In a globalised world where news travels at an astonishing speed, we often find ourselves caught between truth and falsehood. Technological advances and the widespread use of social media as a primary source of information present us with a crucial challenge: to accurately distinguish between real and false information, between truth and disinformation. In this context, the role of photojournalists is crucial. They physically immerse themselves in reality, travelling long distances to remote and often forgotten areas. The WARS Award honours these professionals who, driven by a passion for a fairer world, put their lives at risk in the service of information, using photography as a democratic tool to depict often uncomfortable realities”.

The third edition of WARS saw a significant increase in both the quantity and quality of projects, with over 3,000 photographs from 47 different Countries. As in previous editions, the jury, made up of top professionals in the field – this year including Maral Deghati, Managing Editor of Getty Images, Rodrigo Abd, Pulitzer Prize-winning photographer, and Philip Blenkinsop, author of the agency VII – engaged in intense discussions to select the best in international photojournalism. From three different corners of the world, the three winning photographers, one first prize winner and two runners-up, demonstrated exceptional skill and expertise in the execution of their photojournalism projects. They highlighted several key aspects of the profession: dedication to storytelling and empathy with the subjects photographed; the ability to gain exceptional access in conflict contexts; flair and skill in being in the right place at the right time; and the strength and willingness to undertake challenging and often dangerous journeys.

Siegfried Modola’s project “Inside Myanmar’s Armed Uprising”, which won the first prize, immerses us in an ongoing war between armed Karen rebel groups and the Myanmar government.

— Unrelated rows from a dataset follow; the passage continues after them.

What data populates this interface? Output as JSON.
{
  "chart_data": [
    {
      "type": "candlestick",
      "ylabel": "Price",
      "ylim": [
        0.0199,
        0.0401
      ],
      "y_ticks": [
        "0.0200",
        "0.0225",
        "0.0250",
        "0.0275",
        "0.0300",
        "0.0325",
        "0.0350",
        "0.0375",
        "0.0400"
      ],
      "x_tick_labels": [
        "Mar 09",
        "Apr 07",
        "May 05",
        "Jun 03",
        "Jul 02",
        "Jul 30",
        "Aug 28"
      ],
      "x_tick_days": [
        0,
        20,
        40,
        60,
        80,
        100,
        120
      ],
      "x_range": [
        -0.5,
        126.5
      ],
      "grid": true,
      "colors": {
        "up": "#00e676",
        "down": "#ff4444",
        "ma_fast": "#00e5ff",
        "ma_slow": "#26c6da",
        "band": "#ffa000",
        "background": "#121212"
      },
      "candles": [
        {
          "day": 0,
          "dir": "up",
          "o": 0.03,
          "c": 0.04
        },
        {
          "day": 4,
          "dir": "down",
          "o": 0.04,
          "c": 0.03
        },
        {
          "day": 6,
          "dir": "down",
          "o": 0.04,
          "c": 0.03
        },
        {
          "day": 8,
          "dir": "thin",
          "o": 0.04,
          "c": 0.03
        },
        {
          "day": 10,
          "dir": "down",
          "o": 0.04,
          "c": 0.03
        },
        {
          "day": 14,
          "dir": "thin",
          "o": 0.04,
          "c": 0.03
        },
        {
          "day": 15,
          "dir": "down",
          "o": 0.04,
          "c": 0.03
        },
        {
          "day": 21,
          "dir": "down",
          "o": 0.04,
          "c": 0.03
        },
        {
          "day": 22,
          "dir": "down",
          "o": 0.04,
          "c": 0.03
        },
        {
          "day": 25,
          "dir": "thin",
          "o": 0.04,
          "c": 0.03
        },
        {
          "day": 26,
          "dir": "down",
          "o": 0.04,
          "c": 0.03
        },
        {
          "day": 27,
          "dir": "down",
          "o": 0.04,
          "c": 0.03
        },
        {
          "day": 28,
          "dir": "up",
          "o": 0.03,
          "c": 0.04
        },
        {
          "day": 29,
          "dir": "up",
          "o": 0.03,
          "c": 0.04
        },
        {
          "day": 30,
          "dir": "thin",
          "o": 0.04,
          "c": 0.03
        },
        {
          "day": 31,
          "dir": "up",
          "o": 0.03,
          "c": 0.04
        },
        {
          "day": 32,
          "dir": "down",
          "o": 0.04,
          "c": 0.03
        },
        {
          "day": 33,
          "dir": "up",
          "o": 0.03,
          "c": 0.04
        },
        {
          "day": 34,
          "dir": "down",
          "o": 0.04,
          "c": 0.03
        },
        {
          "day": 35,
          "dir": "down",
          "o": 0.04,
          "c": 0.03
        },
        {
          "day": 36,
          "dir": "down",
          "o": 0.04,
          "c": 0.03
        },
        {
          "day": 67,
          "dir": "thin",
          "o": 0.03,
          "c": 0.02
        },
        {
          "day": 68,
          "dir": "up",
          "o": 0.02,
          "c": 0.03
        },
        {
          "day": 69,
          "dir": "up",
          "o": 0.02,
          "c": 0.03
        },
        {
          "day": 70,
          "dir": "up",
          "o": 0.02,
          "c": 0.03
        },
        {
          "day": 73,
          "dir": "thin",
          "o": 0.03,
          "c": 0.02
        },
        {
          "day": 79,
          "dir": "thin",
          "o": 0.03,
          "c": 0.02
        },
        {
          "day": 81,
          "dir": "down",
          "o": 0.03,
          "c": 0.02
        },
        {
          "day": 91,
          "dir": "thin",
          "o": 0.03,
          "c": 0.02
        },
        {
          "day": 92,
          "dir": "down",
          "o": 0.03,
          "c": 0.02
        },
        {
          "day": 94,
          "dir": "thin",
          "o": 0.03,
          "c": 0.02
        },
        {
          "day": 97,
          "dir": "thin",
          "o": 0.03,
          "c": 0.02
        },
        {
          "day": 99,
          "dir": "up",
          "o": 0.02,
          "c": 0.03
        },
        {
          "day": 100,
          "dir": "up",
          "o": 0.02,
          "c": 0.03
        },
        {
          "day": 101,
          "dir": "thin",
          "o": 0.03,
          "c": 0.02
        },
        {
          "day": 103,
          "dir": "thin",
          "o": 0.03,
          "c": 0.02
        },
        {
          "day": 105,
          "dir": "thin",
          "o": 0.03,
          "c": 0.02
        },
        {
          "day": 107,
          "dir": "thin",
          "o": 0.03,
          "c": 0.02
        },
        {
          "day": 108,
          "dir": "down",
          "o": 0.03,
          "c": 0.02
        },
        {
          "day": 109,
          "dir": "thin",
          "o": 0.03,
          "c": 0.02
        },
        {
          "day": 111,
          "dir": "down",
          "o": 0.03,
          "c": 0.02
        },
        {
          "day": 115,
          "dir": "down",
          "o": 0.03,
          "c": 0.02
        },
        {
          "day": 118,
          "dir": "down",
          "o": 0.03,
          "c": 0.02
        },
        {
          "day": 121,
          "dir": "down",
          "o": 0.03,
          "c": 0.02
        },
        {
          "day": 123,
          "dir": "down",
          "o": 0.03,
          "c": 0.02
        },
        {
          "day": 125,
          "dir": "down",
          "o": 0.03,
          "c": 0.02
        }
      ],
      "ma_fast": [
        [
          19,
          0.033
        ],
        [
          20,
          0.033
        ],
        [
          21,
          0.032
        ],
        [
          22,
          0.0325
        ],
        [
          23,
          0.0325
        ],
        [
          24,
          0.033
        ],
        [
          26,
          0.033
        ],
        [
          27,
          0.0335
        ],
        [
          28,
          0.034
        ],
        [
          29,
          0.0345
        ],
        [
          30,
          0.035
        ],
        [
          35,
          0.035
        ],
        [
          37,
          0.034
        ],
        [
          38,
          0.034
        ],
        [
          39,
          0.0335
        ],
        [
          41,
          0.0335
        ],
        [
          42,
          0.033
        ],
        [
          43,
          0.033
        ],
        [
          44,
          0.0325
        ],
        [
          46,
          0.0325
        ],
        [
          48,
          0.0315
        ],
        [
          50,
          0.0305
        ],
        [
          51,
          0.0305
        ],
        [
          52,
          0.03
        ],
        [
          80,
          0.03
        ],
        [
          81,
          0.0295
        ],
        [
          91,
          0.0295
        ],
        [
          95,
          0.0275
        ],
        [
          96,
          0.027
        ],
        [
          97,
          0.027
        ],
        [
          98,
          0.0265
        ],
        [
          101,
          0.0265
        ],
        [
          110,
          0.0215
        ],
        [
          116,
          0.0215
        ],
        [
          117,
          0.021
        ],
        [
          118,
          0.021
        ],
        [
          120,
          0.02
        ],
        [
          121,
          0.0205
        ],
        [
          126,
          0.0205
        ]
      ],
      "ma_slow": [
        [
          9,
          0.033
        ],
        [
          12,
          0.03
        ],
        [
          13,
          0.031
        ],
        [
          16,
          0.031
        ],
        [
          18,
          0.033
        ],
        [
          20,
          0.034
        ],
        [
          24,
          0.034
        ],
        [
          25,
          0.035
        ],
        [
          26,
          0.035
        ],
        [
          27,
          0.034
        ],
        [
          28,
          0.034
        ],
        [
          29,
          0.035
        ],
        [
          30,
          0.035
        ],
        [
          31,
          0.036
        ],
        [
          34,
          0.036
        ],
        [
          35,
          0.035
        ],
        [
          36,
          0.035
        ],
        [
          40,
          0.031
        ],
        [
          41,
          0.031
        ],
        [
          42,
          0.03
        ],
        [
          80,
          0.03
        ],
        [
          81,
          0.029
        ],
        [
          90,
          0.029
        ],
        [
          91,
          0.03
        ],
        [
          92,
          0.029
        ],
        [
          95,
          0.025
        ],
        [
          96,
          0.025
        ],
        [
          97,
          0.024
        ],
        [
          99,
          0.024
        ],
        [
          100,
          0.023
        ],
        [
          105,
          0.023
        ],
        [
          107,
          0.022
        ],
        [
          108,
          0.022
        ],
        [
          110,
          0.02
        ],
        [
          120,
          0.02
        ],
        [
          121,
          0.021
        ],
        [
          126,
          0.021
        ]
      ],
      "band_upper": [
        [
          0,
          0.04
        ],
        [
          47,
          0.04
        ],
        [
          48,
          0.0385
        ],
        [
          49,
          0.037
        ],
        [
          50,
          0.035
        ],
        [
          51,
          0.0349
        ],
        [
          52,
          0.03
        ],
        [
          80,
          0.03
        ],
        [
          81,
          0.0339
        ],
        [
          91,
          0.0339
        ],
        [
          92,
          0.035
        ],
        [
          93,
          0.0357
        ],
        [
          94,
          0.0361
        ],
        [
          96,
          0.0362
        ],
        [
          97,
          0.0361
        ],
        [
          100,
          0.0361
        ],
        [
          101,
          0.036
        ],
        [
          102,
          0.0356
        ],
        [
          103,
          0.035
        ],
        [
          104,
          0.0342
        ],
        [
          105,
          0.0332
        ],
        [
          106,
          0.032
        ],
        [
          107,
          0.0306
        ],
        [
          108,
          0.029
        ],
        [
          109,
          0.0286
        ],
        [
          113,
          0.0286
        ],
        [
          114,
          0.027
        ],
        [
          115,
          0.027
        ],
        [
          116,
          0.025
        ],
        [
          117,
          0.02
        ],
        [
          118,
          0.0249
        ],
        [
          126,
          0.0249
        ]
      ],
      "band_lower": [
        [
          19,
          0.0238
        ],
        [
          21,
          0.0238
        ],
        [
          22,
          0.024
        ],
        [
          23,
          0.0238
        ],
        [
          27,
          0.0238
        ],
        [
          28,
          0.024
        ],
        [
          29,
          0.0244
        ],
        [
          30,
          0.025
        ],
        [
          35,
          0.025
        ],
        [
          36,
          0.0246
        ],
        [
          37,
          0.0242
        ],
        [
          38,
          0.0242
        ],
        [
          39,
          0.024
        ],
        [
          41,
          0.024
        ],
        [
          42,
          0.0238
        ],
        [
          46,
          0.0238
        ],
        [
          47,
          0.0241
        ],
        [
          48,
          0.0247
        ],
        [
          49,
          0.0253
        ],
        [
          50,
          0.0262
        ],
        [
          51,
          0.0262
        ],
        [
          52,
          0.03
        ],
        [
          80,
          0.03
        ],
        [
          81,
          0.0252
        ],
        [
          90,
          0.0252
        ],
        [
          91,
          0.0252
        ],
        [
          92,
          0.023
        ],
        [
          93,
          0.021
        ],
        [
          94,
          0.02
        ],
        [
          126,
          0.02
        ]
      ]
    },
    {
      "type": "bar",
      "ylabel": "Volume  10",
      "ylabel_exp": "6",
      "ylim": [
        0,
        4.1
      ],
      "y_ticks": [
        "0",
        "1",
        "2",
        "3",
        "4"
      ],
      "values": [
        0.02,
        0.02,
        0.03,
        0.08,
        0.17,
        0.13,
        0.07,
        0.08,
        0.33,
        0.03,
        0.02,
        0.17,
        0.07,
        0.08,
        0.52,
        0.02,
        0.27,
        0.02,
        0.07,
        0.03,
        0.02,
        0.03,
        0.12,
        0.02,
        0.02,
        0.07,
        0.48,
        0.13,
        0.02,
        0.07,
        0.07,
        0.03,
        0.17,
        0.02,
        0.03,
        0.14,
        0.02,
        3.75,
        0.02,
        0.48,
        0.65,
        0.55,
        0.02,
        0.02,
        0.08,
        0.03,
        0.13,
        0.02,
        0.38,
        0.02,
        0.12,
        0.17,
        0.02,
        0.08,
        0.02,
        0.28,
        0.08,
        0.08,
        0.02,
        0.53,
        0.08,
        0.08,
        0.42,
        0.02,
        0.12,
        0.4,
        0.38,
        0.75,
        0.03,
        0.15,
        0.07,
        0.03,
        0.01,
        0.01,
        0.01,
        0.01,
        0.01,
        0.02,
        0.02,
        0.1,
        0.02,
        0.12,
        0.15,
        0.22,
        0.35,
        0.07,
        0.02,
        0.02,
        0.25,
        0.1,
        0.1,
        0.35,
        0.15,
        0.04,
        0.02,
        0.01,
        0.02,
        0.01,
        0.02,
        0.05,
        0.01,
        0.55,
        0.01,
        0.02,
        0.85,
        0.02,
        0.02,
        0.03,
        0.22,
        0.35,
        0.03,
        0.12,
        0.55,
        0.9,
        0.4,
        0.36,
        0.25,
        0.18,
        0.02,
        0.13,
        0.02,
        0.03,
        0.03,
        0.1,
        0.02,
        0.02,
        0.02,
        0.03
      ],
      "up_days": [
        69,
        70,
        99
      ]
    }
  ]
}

Only those who have worked in these areas can fully appreciate the time it took to produce the report and the difficulties Siegfried faced in gaining this unique access. Siegfried’s skill then did the rest, capturing never-before-seen images that shed light on a forgotten conflict.

Santi Palacios, a Spanish photojournalist who has been documenting the largest humanitarian crisis in the Mediterranean for years, turned his attention to the Ukrainian conflict in 2022. His work on “The Bucha Massacre” demonstrates not only his ability to be in the right place at the right time, but also his ability to capture human pain in a respectful and moving way.

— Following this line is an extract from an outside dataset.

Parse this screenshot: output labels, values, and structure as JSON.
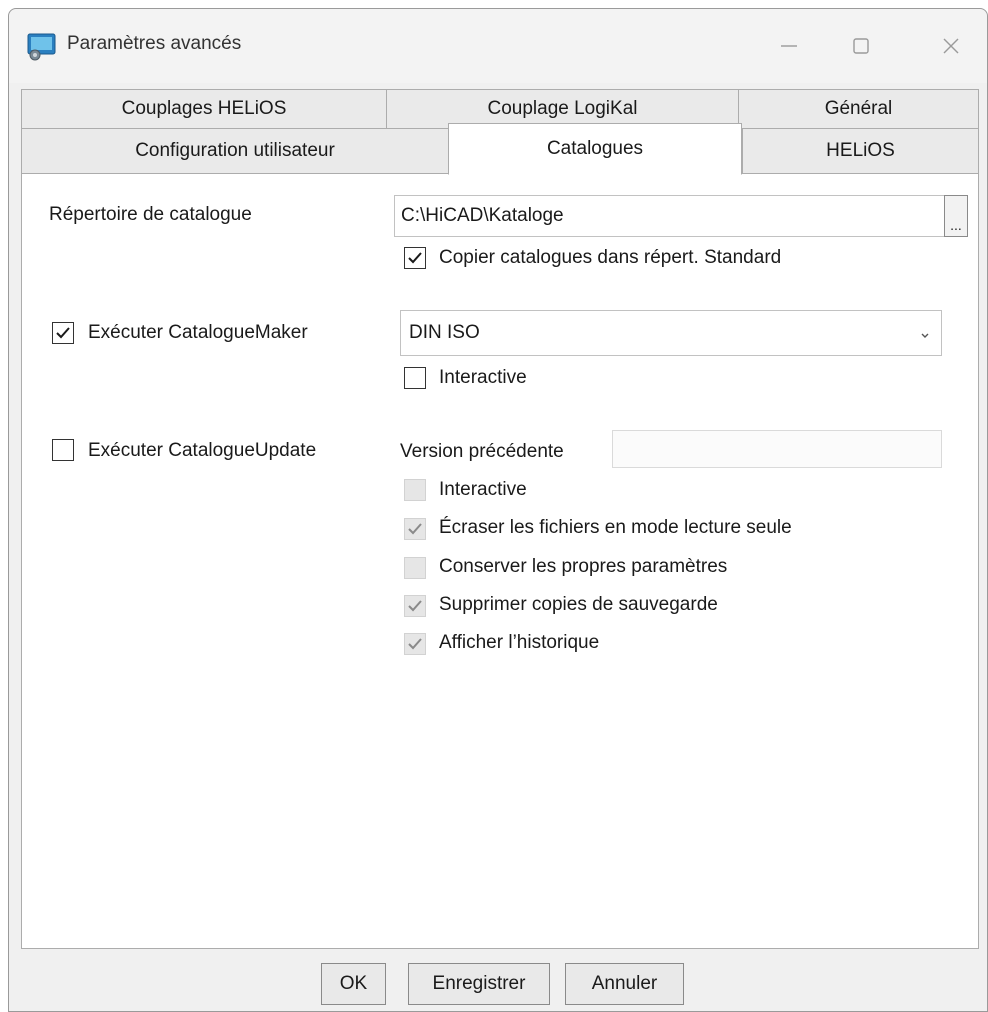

Finally, the third and final project by Colombian photographer Federico Rios, entitled ‘Paths of Desperate Hope: Crossing the Darien Gap’, documents the courageous journey of thousands of migrants from South America, Afghanistan and the Middle East along one of the most dangerous routes between Colombia and Panama, in a desperate attempt to reach the United States. This work shows the extraordinary determination and strength required to undertake epic feats to document a serious humanitarian crisis that too often escapes the world’s attention.

All the winning photojournalists are freelancers, courageous professionals who dedicate their lives, often at their own expense and risk, to documenting the world’s suffering. Their dedication is a powerful testimony that today no one can ignore the truth”.

During several days of trek, Gabriel Ynfante, from Venezuela in the center with red shorts, grabbed by the hand of Francheska lopez, 6 years old. Even when she was not her daughter, he helped her during several days and sang her kids songs to keep her entertained during the long walks at the Darien Gap

Venezuelan migrant Luis Miguel Arias, 28, takes a break, exhausted, next to his daughter Melissa, 4 years old, while climbing a hill at the Darien Gap, between Colombia and Panama. Luis Miguel crossed the Gap with his two kids, his wife and a friend

Olga, 80, walks among the lifeless bodies of eight men who were executed in early March outside a building which served as the headquarters to Russian troops in Bucha. April 2, 2022. Some of the men were found handcuffed. Olga and her husband Mykokla, 85, survived the month under Russian occupation while locked up in their house near this building

The lifeless bodies of more than a dozen people lie on the road and sidewalk of Yablunska Street, in Bucha, April 2, 2022